The entries that follow must be given again exactly, with the pictures excluded.

MATERIAL SHOWN below:

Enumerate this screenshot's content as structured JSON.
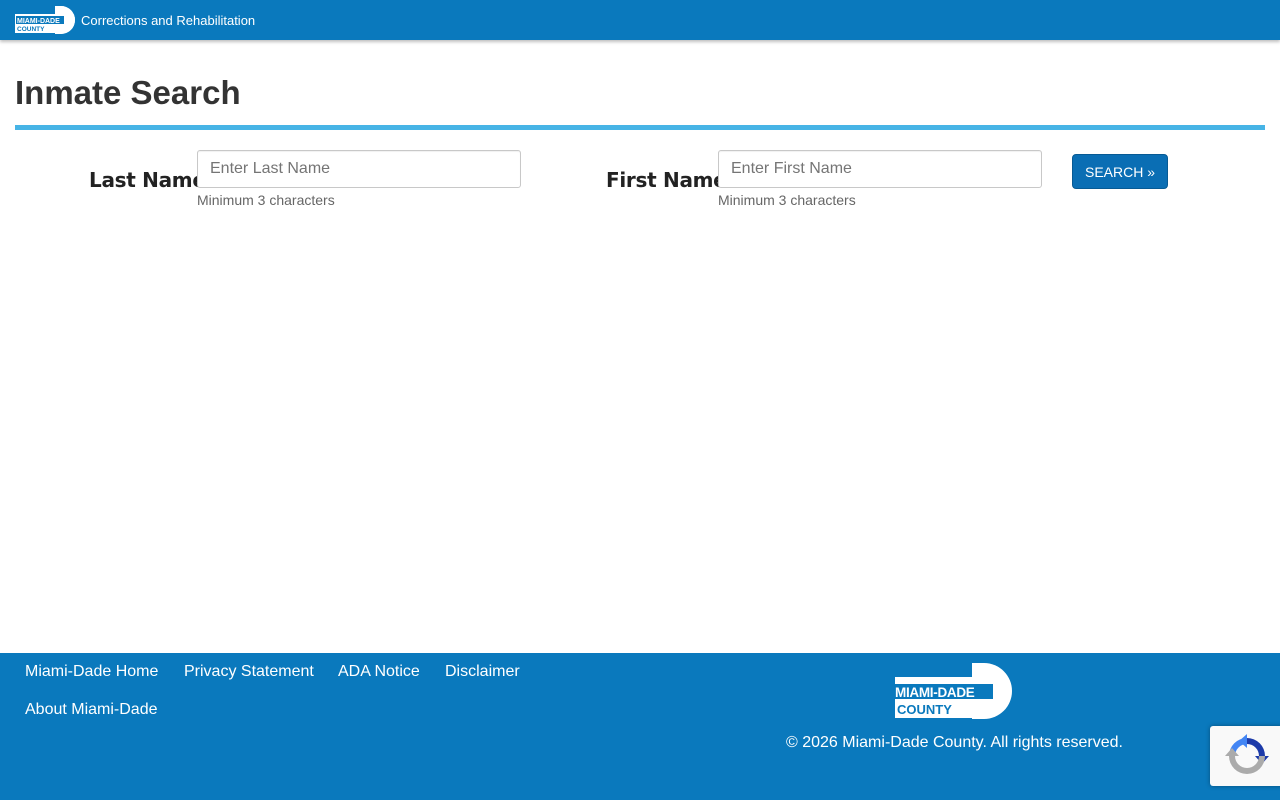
{
  "header": {
    "logo": {
      "line1": "MIAMI-DADE",
      "line2": "COUNTY"
    },
    "site_title": "Corrections and Rehabilitation"
  },
  "page": {
    "title": "Inmate Search"
  },
  "form": {
    "last_name": {
      "label": "Last Name",
      "value": "",
      "placeholder": "Enter Last Name",
      "hint": "Minimum 3 characters"
    },
    "first_name": {
      "label": "First Name",
      "value": "",
      "placeholder": "Enter First Name",
      "hint": "Minimum 3 characters"
    },
    "search_button": "SEARCH »"
  },
  "footer": {
    "links": [
      "Miami-Dade Home",
      "Privacy Statement",
      "ADA Notice",
      "Disclaimer",
      "About Miami-Dade"
    ],
    "logo": {
      "line1": "MIAMI-DADE",
      "line2": "COUNTY"
    },
    "copyright": "© 2026 Miami-Dade County. All rights reserved."
  },
  "recaptcha": {
    "icon": "recaptcha-icon"
  },
  "colors": {
    "brand_blue": "#0a79bd",
    "accent_rule": "#47b4e6",
    "button_blue": "#0a6eb4"
  }
}
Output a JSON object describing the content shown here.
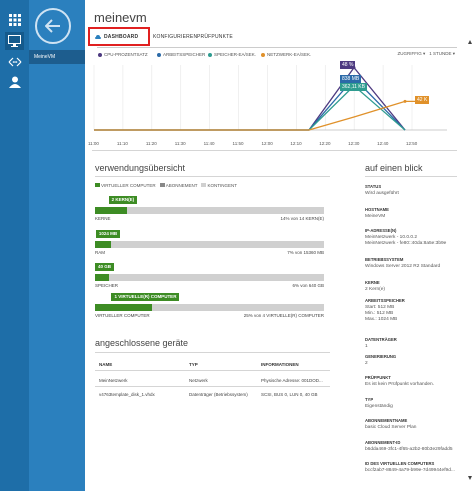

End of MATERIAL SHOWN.

▶ [ANSWER FOR THIS EXERCISE]:
Enumerate this screenshot's content as structured JSON.
{
  "header": {
    "logo": {
      "line1": "MIAMI-DADE",
      "line2": "COUNTY"
    },
    "site_title": "Corrections and Rehabilitation"
  },
  "page": {
    "title": "Inmate Search"
  },
  "form": {
    "last_name": {
      "label": "Last Name",
      "value": "",
      "placeholder": "Enter Last Name",
      "hint": "Minimum 3 characters"
    },
    "first_name": {
      "label": "First Name",
      "value": "",
      "placeholder": "Enter First Name",
      "hint": "Minimum 3 characters"
    },
    "search_button": "SEARCH »"
  },
  "footer": {
    "links": [
      "Miami-Dade Home",
      "Privacy Statement",
      "ADA Notice",
      "Disclaimer",
      "About Miami-Dade"
    ],
    "logo": {
      "line1": "MIAMI-DADE",
      "line2": "COUNTY"
    },
    "copyright": "© 2026 Miami-Dade County. All rights reserved."
  },
  "recaptcha": {
    "icon": "recaptcha-icon"
  },
  "colors": {
    "brand_blue": "#0a79bd",
    "accent_rule": "#47b4e6",
    "button_blue": "#0a6eb4"
  }
}
Output a JSON object describing the content shown here.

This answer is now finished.